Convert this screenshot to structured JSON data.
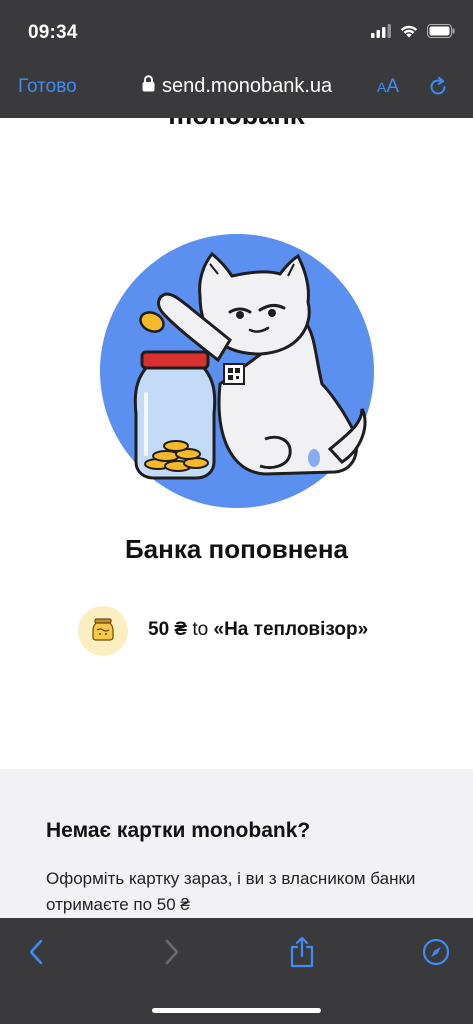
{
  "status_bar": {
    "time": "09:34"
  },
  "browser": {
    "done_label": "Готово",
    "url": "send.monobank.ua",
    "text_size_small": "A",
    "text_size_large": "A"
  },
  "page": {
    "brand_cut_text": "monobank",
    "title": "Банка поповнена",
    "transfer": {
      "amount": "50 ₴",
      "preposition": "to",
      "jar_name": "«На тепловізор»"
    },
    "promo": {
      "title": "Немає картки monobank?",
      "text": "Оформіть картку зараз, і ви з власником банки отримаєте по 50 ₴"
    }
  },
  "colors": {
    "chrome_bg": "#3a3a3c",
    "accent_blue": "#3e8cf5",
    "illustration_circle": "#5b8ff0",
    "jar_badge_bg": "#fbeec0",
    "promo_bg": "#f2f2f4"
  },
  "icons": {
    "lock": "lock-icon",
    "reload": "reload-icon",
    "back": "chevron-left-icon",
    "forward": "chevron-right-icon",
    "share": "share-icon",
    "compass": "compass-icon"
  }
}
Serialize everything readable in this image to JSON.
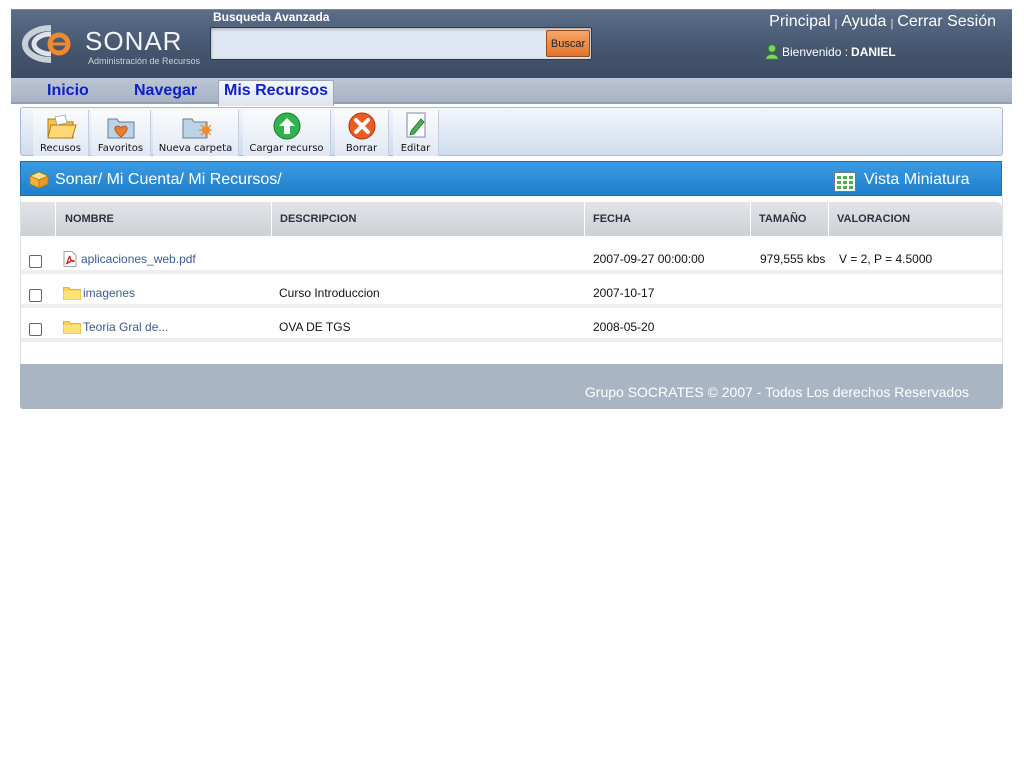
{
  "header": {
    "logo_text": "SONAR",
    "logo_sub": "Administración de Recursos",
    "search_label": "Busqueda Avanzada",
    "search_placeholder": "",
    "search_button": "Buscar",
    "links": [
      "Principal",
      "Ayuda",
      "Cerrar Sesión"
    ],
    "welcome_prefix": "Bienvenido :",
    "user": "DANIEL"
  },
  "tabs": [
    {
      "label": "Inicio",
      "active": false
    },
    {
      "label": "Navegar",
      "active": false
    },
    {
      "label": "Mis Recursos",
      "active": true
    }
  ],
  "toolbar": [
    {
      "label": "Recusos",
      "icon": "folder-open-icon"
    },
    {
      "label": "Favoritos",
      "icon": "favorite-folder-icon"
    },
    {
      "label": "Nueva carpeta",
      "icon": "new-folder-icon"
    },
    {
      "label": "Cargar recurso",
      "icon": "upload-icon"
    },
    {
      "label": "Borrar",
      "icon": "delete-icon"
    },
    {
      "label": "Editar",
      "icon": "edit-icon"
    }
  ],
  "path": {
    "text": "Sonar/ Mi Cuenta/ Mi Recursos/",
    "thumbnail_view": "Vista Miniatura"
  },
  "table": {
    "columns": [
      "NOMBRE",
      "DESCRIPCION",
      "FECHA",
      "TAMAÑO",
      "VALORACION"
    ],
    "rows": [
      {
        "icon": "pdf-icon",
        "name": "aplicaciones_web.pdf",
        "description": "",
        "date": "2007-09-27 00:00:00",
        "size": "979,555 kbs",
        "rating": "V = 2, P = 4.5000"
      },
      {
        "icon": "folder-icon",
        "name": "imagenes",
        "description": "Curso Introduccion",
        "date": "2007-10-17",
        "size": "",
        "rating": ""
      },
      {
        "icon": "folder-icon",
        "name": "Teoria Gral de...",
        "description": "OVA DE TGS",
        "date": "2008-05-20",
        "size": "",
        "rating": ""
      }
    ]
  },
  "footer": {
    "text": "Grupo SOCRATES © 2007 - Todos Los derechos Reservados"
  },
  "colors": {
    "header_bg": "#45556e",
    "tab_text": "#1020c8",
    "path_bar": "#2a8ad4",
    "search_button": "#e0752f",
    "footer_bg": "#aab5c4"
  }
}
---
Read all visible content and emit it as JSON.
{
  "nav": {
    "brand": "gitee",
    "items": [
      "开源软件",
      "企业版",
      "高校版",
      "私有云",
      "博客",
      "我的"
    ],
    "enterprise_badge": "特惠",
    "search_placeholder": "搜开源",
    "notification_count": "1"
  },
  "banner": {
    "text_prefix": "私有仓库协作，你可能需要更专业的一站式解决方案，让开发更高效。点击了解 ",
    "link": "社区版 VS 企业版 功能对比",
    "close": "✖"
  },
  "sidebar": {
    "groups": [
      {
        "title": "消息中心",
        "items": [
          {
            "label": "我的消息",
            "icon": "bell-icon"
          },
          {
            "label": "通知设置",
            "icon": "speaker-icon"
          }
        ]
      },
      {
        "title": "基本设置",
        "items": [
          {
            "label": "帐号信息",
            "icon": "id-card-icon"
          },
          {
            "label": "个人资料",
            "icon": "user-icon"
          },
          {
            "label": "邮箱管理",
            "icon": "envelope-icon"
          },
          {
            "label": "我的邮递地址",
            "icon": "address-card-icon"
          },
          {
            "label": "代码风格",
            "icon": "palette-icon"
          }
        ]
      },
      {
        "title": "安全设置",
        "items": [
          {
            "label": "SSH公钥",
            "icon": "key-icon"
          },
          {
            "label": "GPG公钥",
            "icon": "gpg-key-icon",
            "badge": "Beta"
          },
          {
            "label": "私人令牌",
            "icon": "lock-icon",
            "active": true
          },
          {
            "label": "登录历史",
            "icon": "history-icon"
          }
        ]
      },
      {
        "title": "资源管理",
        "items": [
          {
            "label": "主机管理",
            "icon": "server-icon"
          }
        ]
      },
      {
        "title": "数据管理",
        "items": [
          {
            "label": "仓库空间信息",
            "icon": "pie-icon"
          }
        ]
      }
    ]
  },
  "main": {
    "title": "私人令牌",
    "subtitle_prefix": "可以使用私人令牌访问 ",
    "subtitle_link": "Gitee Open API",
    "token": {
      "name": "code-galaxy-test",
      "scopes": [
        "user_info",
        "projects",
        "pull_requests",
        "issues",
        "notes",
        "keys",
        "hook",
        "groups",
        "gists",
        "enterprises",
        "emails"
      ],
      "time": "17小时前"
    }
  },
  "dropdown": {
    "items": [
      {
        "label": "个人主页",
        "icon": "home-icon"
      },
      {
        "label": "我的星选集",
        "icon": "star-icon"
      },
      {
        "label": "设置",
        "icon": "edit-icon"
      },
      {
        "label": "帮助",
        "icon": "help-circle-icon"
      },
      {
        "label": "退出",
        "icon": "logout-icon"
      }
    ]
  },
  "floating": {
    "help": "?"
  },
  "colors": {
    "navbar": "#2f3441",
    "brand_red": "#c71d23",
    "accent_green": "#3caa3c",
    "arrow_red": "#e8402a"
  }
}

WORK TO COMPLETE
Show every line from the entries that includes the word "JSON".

SOLVED PROBLEM
Convert this screenshot to structured JSON data.
Serialize everything readable in this image to JSON.
Read all visible content and emit it as JSON.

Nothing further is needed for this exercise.